June 28, 2020
This 1998 file frame from video provided by C-SPAN shows George Nader, then-president and editor of Middle East Insight.

A Lebanese American businessman who was a key witness in special counsel Robert Mueller’s report and who helped broker the release of American hostages was sentenced Friday to 10 years in prison sentence on child sex charges.

George Nader pleaded guilty in January to bringing a 14-year-old boy from the Czech Republic to the U.S. 20 years ago to engage in sexual activity. He also acknowledged possessing child pornography.

Nader’s name appears more than 100 times in the Mueller report.

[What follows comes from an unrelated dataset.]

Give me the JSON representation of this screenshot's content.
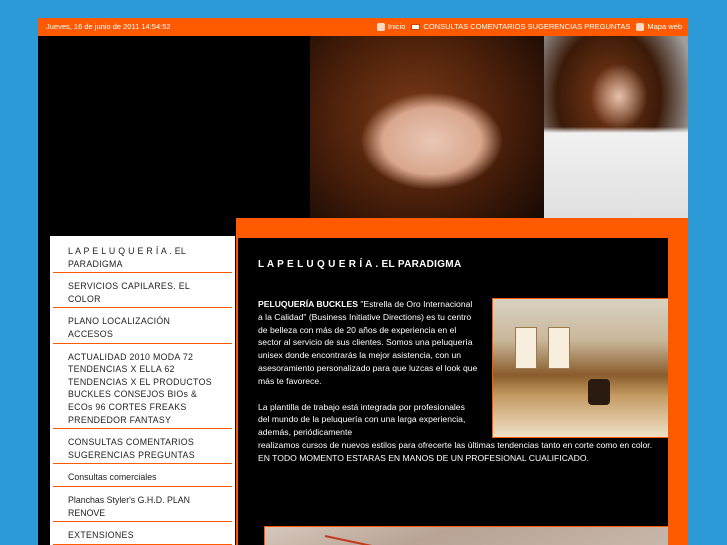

It details Nader’s efforts to serve as liaison between Russians and members of President Donald Trump’s transition team.

In the 1990s, Nader served as a broker to facilitate the release of American hostages held in the Middle East.

The convictions carried a 10-year mandatory minimum. The judge could have imposed a longer term, though prosecutors also recommended a 10-year sentence.

Nader also agreed to pay $150,000 in restitution to the Czech boy he abused, who is now an adult and testified at Friday’s sentencing hearing in U.S. District Court in Alexandria by phone.

“George destroyed practically my entire life, and I am trying to put it back together piece by piece,” he said through a translator.

Nader’s interest in children and his status as a behind-the-scenes power player both extend back decades. And there’s at least some indication that the latter shielded him from the consequences of the former.

Almost 30 years ago, Nader was caught by customs officials transporting two films, hidden in candy tins, of minor boys into the U.S. He received a six-month sentence, a term that prosecutors in the current case acknowledge is “far below what would be expected of such a crime today.”

In 1991, as he awaited sentencing, his case was twice delayed so he could continue his work on hostage negotiations. Court records cited by his current defense lawyers indicate that British hostage Jon McCarthy and American hostage Edward Tracy were released in July of that year and that Nader played an outsized role in securing the release. Participants in the negotiations wrote letters to the judge on Nader’s behalf.

Later, in 2003, Nader sentenced to a 1-year prison term in the Czech Republic after being convicted there on 10 counts of sexually abusing minors and sentenced to a one-year prison term in 2003.

Prosecutors say the abused boys were largely child prostitutes. The 14-year-old boy brought to the U.S. also alleged he was victimized by Nader int he Czech case, though Nader’s lawyers say he wasn’t convicted there. The two sides dispute the extent of abuse inflicted on the boy in the U.S. but Nader has admitted to one sex act.

Nader “used his contacts and his wealth to accomplish” bringing the Czech boy into the U.S., prosecutor Jay Prabhu wrote.

The current case against Nader began in 2018 when images were found on his phone after it was confiscated under a search warrant connected to the Mueller probe.